Sunday, February 6, 2011

In Deep-valley'd Desmond: Gougane Barra, Clonakilty, and Inchydoney Beach

Last night, I had a dream that I was home in the States and was telling everyone that my time here had flown by. In some ways, it does seem like this experience is quickly fleeting -- I've been here for over a month already. (Happy February!) But some days drag on and on, and I wonder why I'm sitting in my room when I have Ireland to explore.

Part of the problem (not that having down time is a problem, exactly...I'm just not used to it) is that travel, even within Ireland, is expensive (or "spendy" as my friend Kaitlin would say). It's not over-the-top, but when you travel every weekend, it adds up quickly. The other difficulty regarding travel is the transportation system. To get to Dublin from Cork, it takes almost twice as long on a bus as it would take in a car. But that's to be expected, I guess. And for an island nation the size of Indiana, they're pretty advanced. What's most frustrating is that there are nooks and crannies of this country that just aren't accessible by public transportation. One of those places is Gougane Barra.

St. Finbarr's Oratory
Yesterday, API Cork made its way to this beautiful section of land in West Cork. Gougane Barra (like "goo-gone") is a forest/lake area with seven different trails, lots of trickling waterfalls, and loads of sheep. It's situated in West Cork in a valley, so the views of the hills above it are lovely, even on a rainy day. St. Finbarr's Oratory (left) is there also. (As a disclaimer, the picture quality isn't that great. I was really worried about ruining my lens because it was SO wet so I didn't even try capturing things straight!)
Those of us who wanted to brave the rain did so for maybe 20 minutes and we were SOAKED by the time we got back to the bus. The temperature was great, though, so I was never freezing, just wet. I would love to find a way to get back there when the weather is nicer. Check out this poem that my parents unearthed -- and find my last name! The Irish version of Desmond means "South Munster," so the poet is talking about the region Gougane Barra is found in.

Here are two group shots - one from the forest park and one from Manning's Emporium, a little store we stopped at on our way to Clonakilty. We ate local cheeses and meats! I bought some fudge for myself and for my sister. Mine was gone before I went to bed last night -- oops.
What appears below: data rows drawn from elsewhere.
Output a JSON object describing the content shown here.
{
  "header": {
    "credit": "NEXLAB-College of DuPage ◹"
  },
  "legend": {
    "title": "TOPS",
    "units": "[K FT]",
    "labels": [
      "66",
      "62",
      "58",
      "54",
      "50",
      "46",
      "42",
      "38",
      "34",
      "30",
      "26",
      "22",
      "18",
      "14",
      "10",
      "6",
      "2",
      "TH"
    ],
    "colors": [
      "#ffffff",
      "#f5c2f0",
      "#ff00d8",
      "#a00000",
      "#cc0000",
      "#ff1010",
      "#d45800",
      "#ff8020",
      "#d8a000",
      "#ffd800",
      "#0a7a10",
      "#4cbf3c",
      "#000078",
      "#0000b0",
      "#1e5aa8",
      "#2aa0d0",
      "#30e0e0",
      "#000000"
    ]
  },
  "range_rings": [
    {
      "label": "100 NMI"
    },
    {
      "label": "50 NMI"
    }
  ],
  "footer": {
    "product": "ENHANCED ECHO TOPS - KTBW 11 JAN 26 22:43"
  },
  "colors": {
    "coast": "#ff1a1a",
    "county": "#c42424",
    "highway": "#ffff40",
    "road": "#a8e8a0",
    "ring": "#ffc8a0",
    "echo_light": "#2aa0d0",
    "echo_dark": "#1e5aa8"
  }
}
Inchydoney Beach

We had some time in Clonakilty to walk around downtown. I loved the different colored houses. Check out my Picasa web album if you want to see a series of pictures of the doors -- very popular postcard material here in Ireland!

Hurricane winds, anyone?
After Clonakilty, we went to Inchydoney Beach (I love that name!) a few km from Clonakilty. The Titanic would've been seen from this beach in April 1912, after it had picked up passengers from Queenstown (Cobh). I was so excited to touch the Atlantic again and run around in flip-flops for a bit. But I've never experienced such powerful winds. Trying to climb up to the top of some dunes proved difficult in said flip-flops, but it was worth the great view. My friends and I filmed/laughed through a weather report with yours truly (alias Kathleen O'Connell) as host. We finished our trip with hot chocolate and tea by the sea.
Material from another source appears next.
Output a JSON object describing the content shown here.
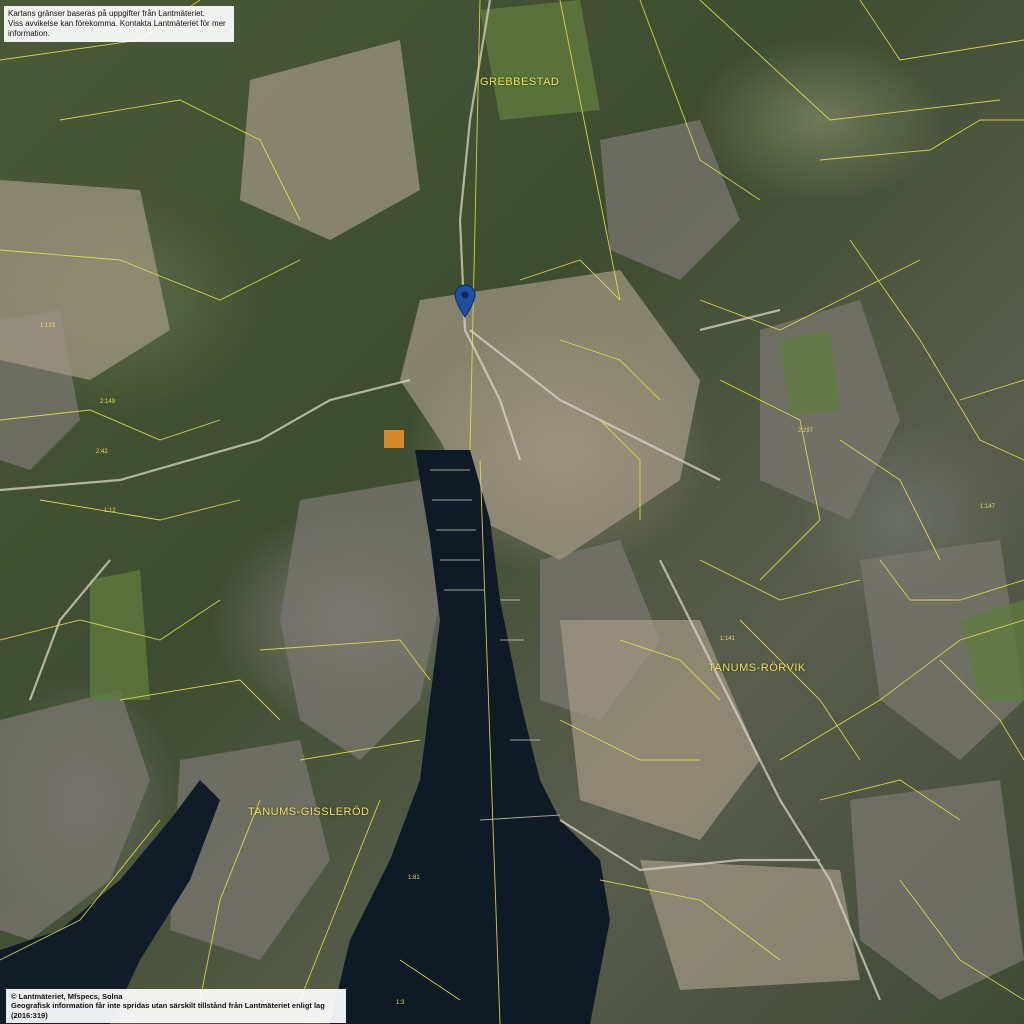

On tap this week is loads of research for a paper that's due before I head to Paris (read this neat National Geographic article that my dad passed along!), a visit next weekend from my SMC roommate & friend Becca (I'm so excited to have a piece of home here!), and planning for future trips. I'll keep ya posted.

And now, I'm off to research the Roman attitude toward Christians pre-Constantine. I just have to remind myself that my reward for finishing this paper is PARIS (with three SMC friends, I might add)!